Currently, benefits are set at 88% above the minimum professional wage, although in 2012 they were cut by 7%, a reduction that will hopefully be recovered in the future once the economic situation improves. Depending on recipients’ housing requirements, the size of their family or other circumstances, the sum in question can be as high as 200% of the minimum wage. In this sense, the situation in the Basque Country is far superior to that of the majority of Spain’s other autonomous regions, and this has led to some criticism from certain sectors (employer organisations, for example) that claim they are too high and act as a disincentive for people to look for work. The coverage rate for all recipients (both direct recipients and users) per one thousand inhabitants is very high in the Basque Country (71) when in other regions it reaches figures as low as 2.89 in Extremadura or 3.17 in Murcia. In 2010, the Basque Country accounted for 42% of all expenditure in Spain related to these programmes, despite the fact that it had no more than 2.6% of the population estimated to be living in poverty.
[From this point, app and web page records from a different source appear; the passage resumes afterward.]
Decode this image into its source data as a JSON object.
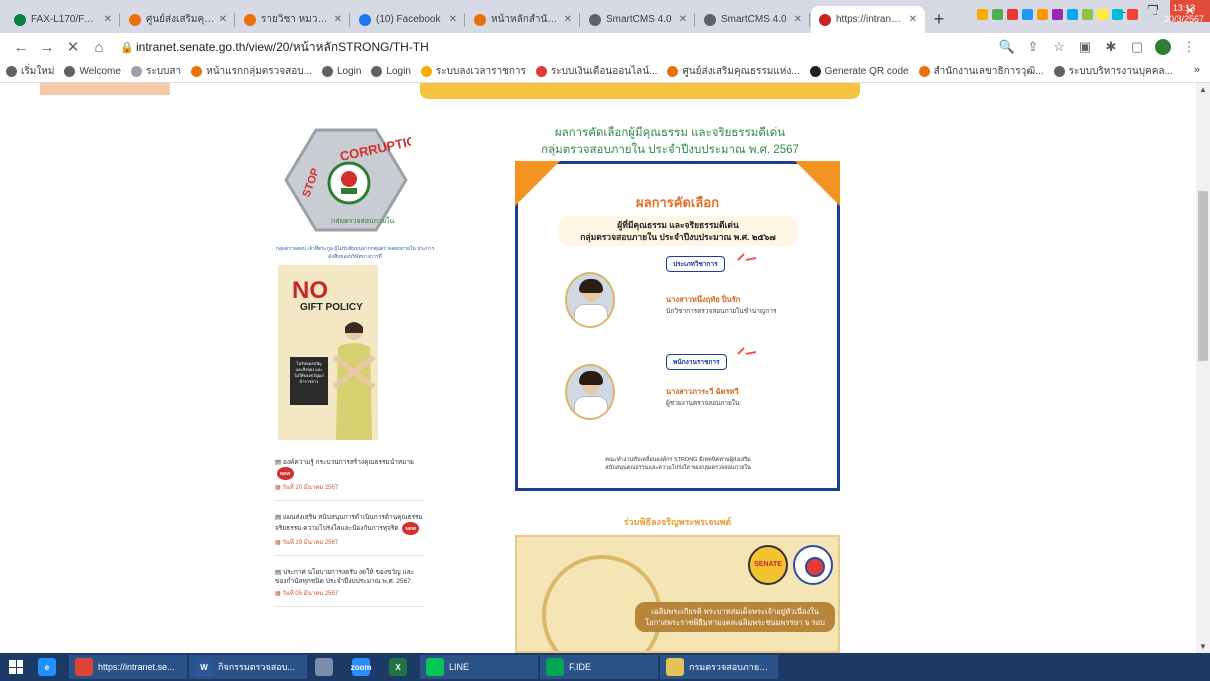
{
  "browser": {
    "tabs": [
      {
        "title": "FAX-L170/FAX-L150",
        "color": "#0b8043"
      },
      {
        "title": "ศูนย์ส่งเสริมคุณธรรมแห่ง",
        "color": "#e8710a"
      },
      {
        "title": "รายวิชา หมวดการสอบ",
        "color": "#e8710a"
      },
      {
        "title": "(10) Facebook",
        "color": "#1877f2"
      },
      {
        "title": "หน้าหลักสำนักงานฯ",
        "color": "#e8710a"
      },
      {
        "title": "SmartCMS 4.0",
        "color": "#5f6368"
      },
      {
        "title": "SmartCMS 4.0",
        "color": "#5f6368"
      },
      {
        "title": "https://intranet.sen",
        "color": "#c62828"
      }
    ],
    "url": "intranet.senate.go.th/view/20/หน้าหลักSTRONG/TH-TH",
    "bookmarks": [
      {
        "label": "เริ่มใหม่",
        "color": "#5f6368"
      },
      {
        "label": "Welcome",
        "color": "#5f6368"
      },
      {
        "label": "ระบบสา",
        "color": "#9aa0a6"
      },
      {
        "label": "หน้าแรกกลุ่มตรวจสอบ...",
        "color": "#e8710a"
      },
      {
        "label": "Login",
        "color": "#5f6368"
      },
      {
        "label": "Login",
        "color": "#5f6368"
      },
      {
        "label": "ระบบลงเวลาราชการ",
        "color": "#f9ab00"
      },
      {
        "label": "ระบบเงินเดือนออนไลน์...",
        "color": "#e53935"
      },
      {
        "label": "ศูนย์ส่งเสริมคุณธรรมแห่ง...",
        "color": "#e8710a"
      },
      {
        "label": "Generate QR code",
        "color": "#202124"
      },
      {
        "label": "สำนักงานเลขาธิการวุฒิ...",
        "color": "#e8710a"
      },
      {
        "label": "ระบบบริหารงานบุคคล...",
        "color": "#5f6368"
      }
    ]
  },
  "sidebar": {
    "logo_alt": "STOP CORRUPTION",
    "caption": "กลุ่มตรวจสอบ เจ้าที่ตระกูล ผู้ไม่รับสินบนจากกลุ่มตรวจสอบภายใน ประการดังสืบของบริษัทบางการที่",
    "poster": {
      "no": "NO",
      "gift": "GIFT POLICY",
      "dark_text": "ไม่รับของขวัญและสิ่งของ และไม่ให้ของขวัญแก่ ข้าราชการ"
    },
    "news": [
      {
        "text": "องค์ความรู้ กระบวนการสร้างคุณธรรมนำหมาย",
        "new": "NEW",
        "date": "วันที่ 20 มีนาคม 2567"
      },
      {
        "text": "แผนส่งเสริม สนับสนุนการดำเนินการด้านคุณธรรม จริยธรรม ความโปร่งใสและป้องกันการทุจริต",
        "new": "NEW",
        "date": "วันที่ 19 มีนาคม 2567"
      },
      {
        "text": "ประกาศ นโยบายการงดรับ งดให้ ของขวัญ และของกำนัลทุกชนิด ประจำปีงบประมาณ พ.ศ. 2567",
        "new": "",
        "date": "วันที่ 05 มีนาคม 2567"
      }
    ]
  },
  "main": {
    "title_line1": "ผลการคัดเลือกผู้มีคุณธรรม และจริยธรรมดีเด่น",
    "title_line2": "กลุ่มตรวจสอบภายใน ประจำปีงบประมาณ พ.ศ. 2567",
    "card": {
      "heading": "ผลการคัดเลือก",
      "sub1": "ผู้ที่มีคุณธรรม และจริยธรรมดีเด่น",
      "sub2": "กลุ่มตรวจสอบภายใน ประจำปีงบประมาณ พ.ศ. ๒๕๖๗",
      "cat1": "ประเภทวิชาการ",
      "name1": "นางสาวหนึ่งฤทัย ปิ่นรัก",
      "role1": "นักวิชาการตรวจสอบภายในชำนาญการ",
      "cat2": "พนักงานราชการ",
      "name2": "นางสาวภาระวี ฉัตรทวี",
      "role2": "ผู้ช่วยงานตรวจสอบภายใน",
      "footer1": "คณะทำงานขับเคลื่อนองค์กร STRONG มีเทคนิคท่านผู้ส่งเสริม",
      "footer2": "สนับสนุนคุณธรรมและความโปร่งใส ของกลุ่มตรวจสอบภายใน"
    },
    "section2_title": "ร่วมพิธีลงจริญพระพรเจนพต์",
    "banner": {
      "senate": "SENATE",
      "slogan": "เฉลิมพระเกียรติ พระบาทสมเด็จพระเจ้าอยู่หัวเนื่องในโอกาสพระราชพิธีมหามงคลเฉลิมพระชนมพรรษา ๖ รอบ"
    }
  },
  "taskbar": {
    "apps": [
      {
        "label": "https://intranet.se...",
        "color": "#db4437",
        "glyph": "",
        "open": true
      },
      {
        "label": "กิจกรรมตรวจสอบ...",
        "color": "#2b579a",
        "glyph": "W",
        "open": true
      },
      {
        "label": "",
        "color": "#7b8da8",
        "glyph": "",
        "open": false
      },
      {
        "label": "",
        "color": "#2d8cff",
        "glyph": "zoom",
        "open": false
      },
      {
        "label": "",
        "color": "#217346",
        "glyph": "X",
        "open": false
      },
      {
        "label": "LINE",
        "color": "#06c755",
        "glyph": "",
        "open": true
      },
      {
        "label": "F.IDE",
        "color": "#00a651",
        "glyph": "",
        "open": true
      },
      {
        "label": "กรมตรวจสอบภายใน...",
        "color": "#e6c35a",
        "glyph": "",
        "open": true
      }
    ],
    "time": "13:13",
    "date": "20/3/2567"
  }
}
Today, due to much greater cuts in other regions than the Basque Country, the data for the Basque Country are undoubtedly even more favourable, with data for 2012 indicating public expenditure on these programmes of over 432 million euros.
As regards the impact of these actions, we should highlight that, at least until the middle of 2012, the poverty rate remained similar to those recorded during earlier years characterised by a much higher level of economic growth in the region. Moreover, this rate is clearly lower than that recorded from 1986-1996 (the period prior to the economic crisis and recession). Largely thanks to its protection system, the situation in the Basque Country is clearly different from that of the rest of Spain, even when we take into account other areas of comparable economic development, such as Catalonia. Unlike this last region, which currently has comparatively high poverty rates within the European context, the Basque Country is at the other extreme, and is counted among those regions with the lowest risk of poverty.
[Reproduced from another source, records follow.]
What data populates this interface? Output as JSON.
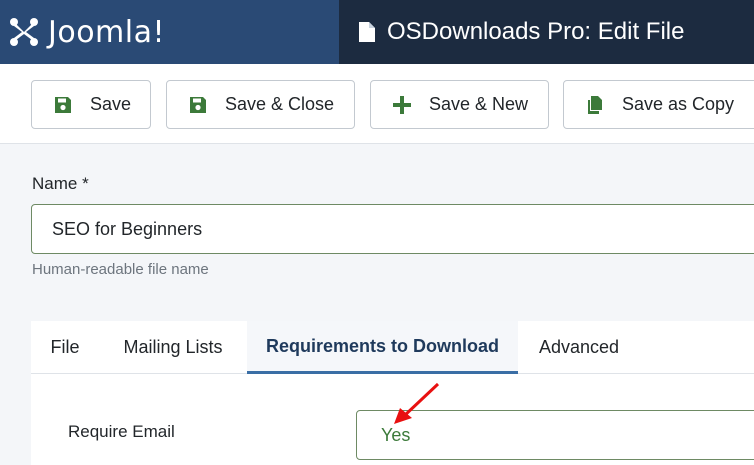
{
  "header": {
    "brand": "Joomla!",
    "page_title": "OSDownloads Pro: Edit File"
  },
  "toolbar": {
    "save_label": "Save",
    "save_close_label": "Save & Close",
    "save_new_label": "Save & New",
    "save_copy_label": "Save as Copy"
  },
  "form": {
    "name_label": "Name *",
    "name_value": "SEO for Beginners",
    "name_help": "Human-readable file name"
  },
  "tabs": [
    {
      "label": "File",
      "active": false
    },
    {
      "label": "Mailing Lists",
      "active": false
    },
    {
      "label": "Requirements to Download",
      "active": true
    },
    {
      "label": "Advanced",
      "active": false
    }
  ],
  "requirements": {
    "require_email_label": "Require Email",
    "require_email_value": "Yes"
  },
  "colors": {
    "brand_bg": "#2a4a75",
    "title_bg": "#1c2b40",
    "save_icon": "#3c7a3a",
    "arrow": "#e81010"
  },
  "icons": [
    "joomla-logo-icon",
    "file-icon",
    "floppy-disk-icon",
    "plus-icon",
    "copy-icon",
    "red-arrow-annotation"
  ]
}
Furthermore, and as stated earlier, the unemployment rate is not as serious in the Basque Country as it is in Spain as a whole. However, this was not the case in 1988, prior to the establishment of the income guarantee policy, when the Basque Country’s unemployment rate was “2.7% higher than the Spanish mean, 3.7% higher than in Catalonia and 6.7% higher than in Madrid”. Again this could indicate that the minimum guaranteed income policy has had some influence.
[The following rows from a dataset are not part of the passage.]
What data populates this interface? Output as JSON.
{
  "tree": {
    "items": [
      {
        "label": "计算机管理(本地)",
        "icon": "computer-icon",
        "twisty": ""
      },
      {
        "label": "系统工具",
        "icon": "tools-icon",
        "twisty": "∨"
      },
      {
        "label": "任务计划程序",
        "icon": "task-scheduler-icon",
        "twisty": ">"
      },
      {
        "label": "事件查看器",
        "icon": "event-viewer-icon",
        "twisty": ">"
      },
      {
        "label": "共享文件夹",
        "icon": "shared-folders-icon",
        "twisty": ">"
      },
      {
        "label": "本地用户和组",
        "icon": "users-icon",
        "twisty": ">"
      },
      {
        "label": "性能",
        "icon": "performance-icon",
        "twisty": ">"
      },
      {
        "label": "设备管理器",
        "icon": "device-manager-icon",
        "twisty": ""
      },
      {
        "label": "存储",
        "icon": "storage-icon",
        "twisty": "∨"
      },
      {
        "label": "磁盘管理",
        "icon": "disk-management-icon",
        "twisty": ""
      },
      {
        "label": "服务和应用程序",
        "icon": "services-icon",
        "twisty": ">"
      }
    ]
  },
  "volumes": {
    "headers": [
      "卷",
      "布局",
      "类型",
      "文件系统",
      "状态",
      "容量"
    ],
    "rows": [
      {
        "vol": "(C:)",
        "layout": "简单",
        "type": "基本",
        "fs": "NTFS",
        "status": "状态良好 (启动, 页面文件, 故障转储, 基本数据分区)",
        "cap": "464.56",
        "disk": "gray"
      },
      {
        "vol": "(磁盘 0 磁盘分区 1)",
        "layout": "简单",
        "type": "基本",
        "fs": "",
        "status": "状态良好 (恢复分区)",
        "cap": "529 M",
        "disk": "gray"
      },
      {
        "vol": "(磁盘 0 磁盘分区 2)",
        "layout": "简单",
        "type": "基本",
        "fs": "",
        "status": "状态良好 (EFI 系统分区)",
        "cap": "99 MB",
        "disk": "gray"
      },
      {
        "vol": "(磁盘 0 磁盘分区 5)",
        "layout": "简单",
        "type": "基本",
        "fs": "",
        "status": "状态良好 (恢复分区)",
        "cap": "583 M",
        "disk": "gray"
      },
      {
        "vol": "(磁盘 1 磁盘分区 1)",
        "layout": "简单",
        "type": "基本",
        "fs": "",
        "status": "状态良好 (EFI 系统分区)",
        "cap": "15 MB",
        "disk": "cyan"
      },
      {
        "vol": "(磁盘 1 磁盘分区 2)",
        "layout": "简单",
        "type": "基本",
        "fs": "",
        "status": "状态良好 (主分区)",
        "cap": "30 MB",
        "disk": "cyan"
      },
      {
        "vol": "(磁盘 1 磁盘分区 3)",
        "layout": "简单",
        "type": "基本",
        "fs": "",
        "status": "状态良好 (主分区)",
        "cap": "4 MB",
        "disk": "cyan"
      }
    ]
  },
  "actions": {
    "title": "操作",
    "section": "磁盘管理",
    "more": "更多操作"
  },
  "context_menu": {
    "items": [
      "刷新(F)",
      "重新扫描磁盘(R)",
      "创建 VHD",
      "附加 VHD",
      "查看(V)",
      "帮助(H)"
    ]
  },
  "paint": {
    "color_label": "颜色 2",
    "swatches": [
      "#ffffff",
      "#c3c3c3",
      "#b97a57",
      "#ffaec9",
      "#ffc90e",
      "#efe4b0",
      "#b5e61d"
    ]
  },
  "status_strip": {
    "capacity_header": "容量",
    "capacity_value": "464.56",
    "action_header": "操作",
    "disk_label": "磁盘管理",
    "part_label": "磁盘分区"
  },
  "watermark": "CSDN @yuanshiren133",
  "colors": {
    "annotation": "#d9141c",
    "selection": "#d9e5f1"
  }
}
Currently, nearly 60,000 households receive benefits and income support. Nevertheless, the latest change to the law (2011) established stricter access criteria (as the result of a proposal by the Popular Party, accepted by the Socialist Party). The main difference is that while previously, recipients were only obliged to have been registered with a town council for one year before applying for benefits, they are now required to have been on the register for three years and to prove actual residence (although not legal residence).
Read the whole article here.